Egyptian women began organizing on social networking sites such as Twitter and Facebook, campaigning for equal access to public life. Their demands remain the same today: better implementation of the laws that are already supposed to give them equal access in society.
“Egypt has passed a lot of progressive laws in relationship to women’s rights but we also know that for many women in Egypt they are on paper only and don’t really impact their day to day lives,” said Mary Hope Schwoebel of the United States Institute of Peace.
Labor laws in Egypt provide equal rates for men and women in the public sector, though this does not always happen in practice. In 2010 the average income for a woman in Egypt was $2,003 while for a man it was $5,227. Egyptian women are successfully earning a living in the media, education and banking industries, but they are still unable to break into the political sphere in a significant way. Not a single woman was included in the official body that proposed amendments to the constitution in March.
“I think that women right now would like to push the envelope, to be in charge of key ministries, to have top positions in government,” said Diane Singerman, a political scientist at the American University in Washington.
In 2009, Mubarak confirmed that election law amendments would guarantee women compromise at least 11 percent of the new parliament for the 2010 elections—not far off from the U.S. where women make up 17 percent of Congress. Many Egyptian women feared that while the quota system allowed for female leadership in government, it did not distinguish women as qualified candidates, rather, it acted as compensation for barriers that prevent the equitable participation of women in politics.
Last month authorities canceled the quota system, citing improper implementation. The new election laws for the upcoming parliamentary vote, which is set to begin Nov. 28, mandate that each party include at least one woman on their list, but it does not guarantee a woman’s election.
Women’s Rights: Rural vs. Urban
May Kosba, originally from Cairo, thanks her parents for getting her where she is today.
“Education was the most important thing growing up,” she said.
Kosba, 23, is currently completing a civic health fellowship at the National Conference for Citizenship in Washington. She has become something of an Egyptian cultural ambassador by interacting with activists on social media forums and speaking about Egyptian political events on local TV talk shows.

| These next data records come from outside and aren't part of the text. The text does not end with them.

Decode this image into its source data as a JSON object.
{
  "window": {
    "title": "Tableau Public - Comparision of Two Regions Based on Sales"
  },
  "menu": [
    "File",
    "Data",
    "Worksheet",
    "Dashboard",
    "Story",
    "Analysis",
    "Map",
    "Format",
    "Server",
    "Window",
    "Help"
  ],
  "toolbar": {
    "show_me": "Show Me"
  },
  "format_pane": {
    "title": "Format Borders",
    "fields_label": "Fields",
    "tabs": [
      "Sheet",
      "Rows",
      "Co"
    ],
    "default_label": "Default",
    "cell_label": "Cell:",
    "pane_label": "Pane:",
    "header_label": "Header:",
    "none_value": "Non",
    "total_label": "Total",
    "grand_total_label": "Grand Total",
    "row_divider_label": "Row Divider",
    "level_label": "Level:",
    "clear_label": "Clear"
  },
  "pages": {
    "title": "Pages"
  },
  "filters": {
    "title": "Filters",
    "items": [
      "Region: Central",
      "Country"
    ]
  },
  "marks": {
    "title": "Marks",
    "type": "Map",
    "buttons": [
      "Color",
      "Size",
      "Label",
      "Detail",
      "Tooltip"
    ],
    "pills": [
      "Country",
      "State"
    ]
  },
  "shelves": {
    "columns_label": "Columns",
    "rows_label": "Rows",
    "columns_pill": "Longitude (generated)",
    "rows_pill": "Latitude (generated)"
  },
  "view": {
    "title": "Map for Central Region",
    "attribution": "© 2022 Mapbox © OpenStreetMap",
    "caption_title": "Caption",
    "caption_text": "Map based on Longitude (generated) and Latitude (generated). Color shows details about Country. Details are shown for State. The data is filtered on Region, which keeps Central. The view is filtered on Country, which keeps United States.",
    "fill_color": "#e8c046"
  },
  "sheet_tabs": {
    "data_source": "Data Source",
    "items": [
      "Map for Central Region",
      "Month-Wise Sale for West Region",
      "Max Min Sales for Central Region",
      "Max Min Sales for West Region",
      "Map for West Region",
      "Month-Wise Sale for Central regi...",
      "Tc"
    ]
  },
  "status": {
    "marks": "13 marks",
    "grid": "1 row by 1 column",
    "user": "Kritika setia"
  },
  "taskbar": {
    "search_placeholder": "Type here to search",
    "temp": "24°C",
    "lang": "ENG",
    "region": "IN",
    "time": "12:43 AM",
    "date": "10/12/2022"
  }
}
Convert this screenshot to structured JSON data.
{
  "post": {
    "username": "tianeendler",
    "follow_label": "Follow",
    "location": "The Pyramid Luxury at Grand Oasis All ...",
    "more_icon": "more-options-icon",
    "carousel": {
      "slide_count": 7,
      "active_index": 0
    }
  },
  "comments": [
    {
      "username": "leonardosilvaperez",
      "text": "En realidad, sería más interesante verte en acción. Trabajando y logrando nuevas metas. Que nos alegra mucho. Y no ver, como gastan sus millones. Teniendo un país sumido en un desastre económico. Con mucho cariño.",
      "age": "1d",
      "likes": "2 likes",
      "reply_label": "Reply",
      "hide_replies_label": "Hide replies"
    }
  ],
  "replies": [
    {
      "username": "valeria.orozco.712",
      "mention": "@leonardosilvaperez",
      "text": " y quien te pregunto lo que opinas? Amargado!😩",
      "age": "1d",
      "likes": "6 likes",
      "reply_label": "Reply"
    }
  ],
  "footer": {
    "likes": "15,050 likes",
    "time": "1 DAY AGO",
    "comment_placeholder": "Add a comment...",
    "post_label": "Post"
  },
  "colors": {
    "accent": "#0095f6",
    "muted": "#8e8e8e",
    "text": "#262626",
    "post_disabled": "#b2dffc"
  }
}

Before moving to the U.S. she earned a degree in accounting at Ain Shams University in Cairo and later studied at the American University in Cairo.
Her experience as a woman from an educated urban family is far different from the experience of women living in Egypt’s rural areas. When describing the difference between life for rural women and urban women in Cairo, Kosba said, “it’s like night and day.”